Even though some short-term residential rental websites offer insurance for that type of leasing, the fact that you are renting your apartment to tourists, remains essential information to be communicated to both your home insurer and your syndicate insurer. Remember that the insured must declare to his insurer any circumstance resulting from events within his control, which aggravates the risks stipulated in the insurance policy. This will avoid horror stories on the occasion of a loss.
The holder of a classification certificate is required to hold civil liability insurance for an amount of at least two million dollars. It is also advisable for tenants to also subscribe insurance covering their civil liability. As a short term co-owner lessor, expect this type of activity - which is considered a commercial activity - to result in a substantial increase in your premium. Indeed, the insurers consider that the insurable risk is much higher in this context than in that of a so-called "usual" dwelling. And remember that in the event of a loss caused by short-term tenants in your apartment, the insurer would refuse to indemnify you if it had been advised that you rent it for that purpose. Such a scenario could end up in a disaster, especially if the event of major damage. The Law states that every insured person is bound by an obligation of "utmost good faith" to his insurer, that is to say, he must disclose any fact likely to increase the insurable risk; and short-term leasing is an activity that increases the insurable risk. That being said, several insurers are reluctant toward short term leasing; they turn their backs on co-owners who devote themselves to this practice.
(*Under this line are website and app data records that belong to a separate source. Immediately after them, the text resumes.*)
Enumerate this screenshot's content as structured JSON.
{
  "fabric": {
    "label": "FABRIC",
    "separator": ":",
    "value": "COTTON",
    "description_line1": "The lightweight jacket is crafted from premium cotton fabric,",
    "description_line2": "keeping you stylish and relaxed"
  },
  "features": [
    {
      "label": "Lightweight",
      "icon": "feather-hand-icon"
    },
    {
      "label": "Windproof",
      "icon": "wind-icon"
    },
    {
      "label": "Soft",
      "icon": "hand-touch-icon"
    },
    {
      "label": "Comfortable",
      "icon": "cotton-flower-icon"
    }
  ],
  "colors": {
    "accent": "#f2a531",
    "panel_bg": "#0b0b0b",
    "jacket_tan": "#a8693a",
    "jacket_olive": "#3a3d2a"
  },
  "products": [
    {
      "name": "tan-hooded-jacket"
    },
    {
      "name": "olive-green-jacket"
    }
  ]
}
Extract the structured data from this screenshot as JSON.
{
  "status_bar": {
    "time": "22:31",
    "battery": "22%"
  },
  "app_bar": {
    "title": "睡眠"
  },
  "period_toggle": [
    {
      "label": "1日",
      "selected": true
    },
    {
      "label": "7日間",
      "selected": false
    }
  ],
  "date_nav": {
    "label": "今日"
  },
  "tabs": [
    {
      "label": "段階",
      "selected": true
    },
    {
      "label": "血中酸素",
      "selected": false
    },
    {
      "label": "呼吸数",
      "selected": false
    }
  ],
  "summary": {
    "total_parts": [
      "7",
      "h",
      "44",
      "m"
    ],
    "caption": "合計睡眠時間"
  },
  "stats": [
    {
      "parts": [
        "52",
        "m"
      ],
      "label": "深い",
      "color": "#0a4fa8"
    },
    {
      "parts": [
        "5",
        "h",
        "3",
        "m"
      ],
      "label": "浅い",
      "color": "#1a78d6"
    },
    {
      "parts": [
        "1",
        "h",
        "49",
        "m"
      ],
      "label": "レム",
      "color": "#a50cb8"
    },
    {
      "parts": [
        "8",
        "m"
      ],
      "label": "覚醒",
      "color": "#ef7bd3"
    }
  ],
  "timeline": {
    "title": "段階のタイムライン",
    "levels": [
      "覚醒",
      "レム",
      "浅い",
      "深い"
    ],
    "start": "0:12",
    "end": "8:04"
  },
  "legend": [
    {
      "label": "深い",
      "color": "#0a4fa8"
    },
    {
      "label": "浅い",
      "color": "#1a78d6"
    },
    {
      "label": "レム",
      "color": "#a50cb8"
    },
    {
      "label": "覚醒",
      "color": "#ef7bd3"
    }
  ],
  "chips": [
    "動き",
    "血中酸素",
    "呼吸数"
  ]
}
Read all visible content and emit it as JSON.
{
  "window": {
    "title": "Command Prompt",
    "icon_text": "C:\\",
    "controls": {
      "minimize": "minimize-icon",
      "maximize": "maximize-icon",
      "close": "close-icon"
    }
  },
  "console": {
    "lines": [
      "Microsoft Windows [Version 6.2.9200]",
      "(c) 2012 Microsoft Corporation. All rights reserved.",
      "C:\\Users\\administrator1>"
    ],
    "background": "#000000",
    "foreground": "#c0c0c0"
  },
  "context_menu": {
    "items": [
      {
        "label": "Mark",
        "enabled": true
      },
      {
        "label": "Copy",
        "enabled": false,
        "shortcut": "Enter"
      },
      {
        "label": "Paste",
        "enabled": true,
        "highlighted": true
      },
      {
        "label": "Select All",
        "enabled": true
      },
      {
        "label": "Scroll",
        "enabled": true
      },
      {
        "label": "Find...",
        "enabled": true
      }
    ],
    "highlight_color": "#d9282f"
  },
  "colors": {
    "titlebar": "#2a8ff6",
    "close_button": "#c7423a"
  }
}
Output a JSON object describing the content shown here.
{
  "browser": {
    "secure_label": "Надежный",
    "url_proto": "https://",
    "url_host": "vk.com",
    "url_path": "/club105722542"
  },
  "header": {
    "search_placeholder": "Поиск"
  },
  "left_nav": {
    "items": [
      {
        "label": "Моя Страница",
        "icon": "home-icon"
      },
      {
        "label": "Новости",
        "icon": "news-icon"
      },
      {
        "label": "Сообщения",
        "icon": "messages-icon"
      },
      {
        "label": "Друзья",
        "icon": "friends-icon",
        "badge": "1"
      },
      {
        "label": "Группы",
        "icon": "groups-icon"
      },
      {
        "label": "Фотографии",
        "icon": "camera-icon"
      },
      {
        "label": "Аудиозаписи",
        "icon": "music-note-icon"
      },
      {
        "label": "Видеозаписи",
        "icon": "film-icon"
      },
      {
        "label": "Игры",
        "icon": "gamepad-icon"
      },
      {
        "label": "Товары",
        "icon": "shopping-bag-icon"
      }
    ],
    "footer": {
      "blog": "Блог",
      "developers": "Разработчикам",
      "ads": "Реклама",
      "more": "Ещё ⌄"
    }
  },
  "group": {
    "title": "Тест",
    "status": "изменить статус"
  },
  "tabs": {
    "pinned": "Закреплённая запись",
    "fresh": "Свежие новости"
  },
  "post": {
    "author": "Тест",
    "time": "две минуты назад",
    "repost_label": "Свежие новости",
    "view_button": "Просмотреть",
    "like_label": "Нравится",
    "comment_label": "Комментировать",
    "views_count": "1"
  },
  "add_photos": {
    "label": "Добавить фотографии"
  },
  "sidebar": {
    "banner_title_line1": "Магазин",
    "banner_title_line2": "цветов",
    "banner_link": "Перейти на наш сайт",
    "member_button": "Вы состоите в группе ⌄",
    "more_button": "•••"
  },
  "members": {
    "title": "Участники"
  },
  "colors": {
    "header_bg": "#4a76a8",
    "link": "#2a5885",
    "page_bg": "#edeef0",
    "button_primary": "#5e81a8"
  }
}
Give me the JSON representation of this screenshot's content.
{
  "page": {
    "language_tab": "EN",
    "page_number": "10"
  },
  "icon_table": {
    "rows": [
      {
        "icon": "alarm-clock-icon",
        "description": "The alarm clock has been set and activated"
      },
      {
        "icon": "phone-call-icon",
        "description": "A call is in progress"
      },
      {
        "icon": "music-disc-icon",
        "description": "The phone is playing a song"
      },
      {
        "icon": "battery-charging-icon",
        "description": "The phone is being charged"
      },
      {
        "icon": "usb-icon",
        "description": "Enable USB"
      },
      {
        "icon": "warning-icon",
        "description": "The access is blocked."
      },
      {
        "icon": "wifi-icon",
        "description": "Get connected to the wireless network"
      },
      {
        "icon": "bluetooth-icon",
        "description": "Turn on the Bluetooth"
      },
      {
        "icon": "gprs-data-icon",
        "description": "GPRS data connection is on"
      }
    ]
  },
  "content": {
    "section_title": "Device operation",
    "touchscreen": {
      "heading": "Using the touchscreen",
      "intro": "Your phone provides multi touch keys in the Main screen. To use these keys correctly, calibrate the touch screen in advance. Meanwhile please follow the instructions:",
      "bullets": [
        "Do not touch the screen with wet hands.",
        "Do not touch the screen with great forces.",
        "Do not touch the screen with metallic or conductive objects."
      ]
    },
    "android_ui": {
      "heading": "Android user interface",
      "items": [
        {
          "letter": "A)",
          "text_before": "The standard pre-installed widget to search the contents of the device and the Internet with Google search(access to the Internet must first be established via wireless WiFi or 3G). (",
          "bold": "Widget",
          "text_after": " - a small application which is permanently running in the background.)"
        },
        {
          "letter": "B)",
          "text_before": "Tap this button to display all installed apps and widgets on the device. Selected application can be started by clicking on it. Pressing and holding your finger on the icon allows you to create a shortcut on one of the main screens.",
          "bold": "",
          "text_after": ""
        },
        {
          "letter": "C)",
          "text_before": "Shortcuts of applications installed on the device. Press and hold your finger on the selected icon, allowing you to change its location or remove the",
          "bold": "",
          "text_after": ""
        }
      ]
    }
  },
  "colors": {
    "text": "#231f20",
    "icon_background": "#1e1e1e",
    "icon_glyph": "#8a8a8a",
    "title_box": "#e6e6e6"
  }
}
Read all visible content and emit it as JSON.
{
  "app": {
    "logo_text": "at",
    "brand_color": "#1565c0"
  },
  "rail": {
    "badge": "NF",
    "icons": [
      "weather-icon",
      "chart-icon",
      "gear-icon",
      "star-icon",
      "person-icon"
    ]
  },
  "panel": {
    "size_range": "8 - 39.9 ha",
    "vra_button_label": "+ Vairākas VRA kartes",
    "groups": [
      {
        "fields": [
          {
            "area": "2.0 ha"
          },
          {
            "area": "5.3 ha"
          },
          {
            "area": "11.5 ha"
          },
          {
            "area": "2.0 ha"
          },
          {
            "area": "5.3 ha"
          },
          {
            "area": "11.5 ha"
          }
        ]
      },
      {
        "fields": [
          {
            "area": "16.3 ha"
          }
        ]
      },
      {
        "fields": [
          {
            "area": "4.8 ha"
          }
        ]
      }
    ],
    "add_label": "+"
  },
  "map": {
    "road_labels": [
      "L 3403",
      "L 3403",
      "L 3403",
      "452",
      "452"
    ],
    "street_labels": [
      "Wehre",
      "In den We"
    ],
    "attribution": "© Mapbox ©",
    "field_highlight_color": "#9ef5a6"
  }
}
You should also be aware, as the Insurance Bureau of Canada (IBC) reminds the public, that people who exchange or rent their homes in the short term may be denied coverage in the event of a claim occurring during the rental and that such leasing had not been disclosed to the insurer. The same applies to civil liability in the case of bodily injury, for example.
Insurance of the Syndicate
For a syndicate, insurance is compulsory for both the common and private portions. The Law (article 1073 of the Civil Code of Québec) and the majority of declarations of co-ownership require it. The insurance contract specifies the guarantees offered, their limitations and exclusions, including the deductible amounts.
It should be understood that the short-term hotel-type rentals is a commercial activity that carries risks. For example, it can generate an increase in the number of water or fire damage, which could lead to considerable harm to a community of co-owners. Be aware that the syndicate insurer is unlikely to cover the risks associated with short-term leasing. And as soon as he is informed, it does not usually renew its insurance contract with the syndicate concerned. Other insurers agree to assume the possible consequences, provided they have been notified, which allow them to adjust the premium accordingly, which is to say upward.
Often, the declaration of co-ownership provides a clause that allocates the additional premium taking into account the fact that an activity is generated by a co-owner. In such a context, it will be up to the syndicate to decide whether to redistribute this premium increase (surcharge) to the co-owners who are active in short-term hotel-type rentals.
WHAT YOU SHOULD KNOW! The co-owner responsible for an increase in risk should compensate the syndicate for the cost of the additional premium. Such a scenario occurs when it results, without any doubt, from the personal activities of a co-owner or of some of them.
WHAT TO KEEP IN MIND : You should keep in mind that the co-owner's liability insurer may refuse to cover the loss if it occurs in the context of a short-term lease and that such commercial activity has not been denounced.
WARNING! If a short-term rental made in violation of the insurance policy should result in a loss, the syndicate's insurer could not refuse to cover the resulting damages (article 1074 of the Civil Code of Québec), in the event the syndicate had not been informed that this type of leasing was carried out in the building.
CONSULT THE PUBLICATION: Condo Insurance: Everything you should know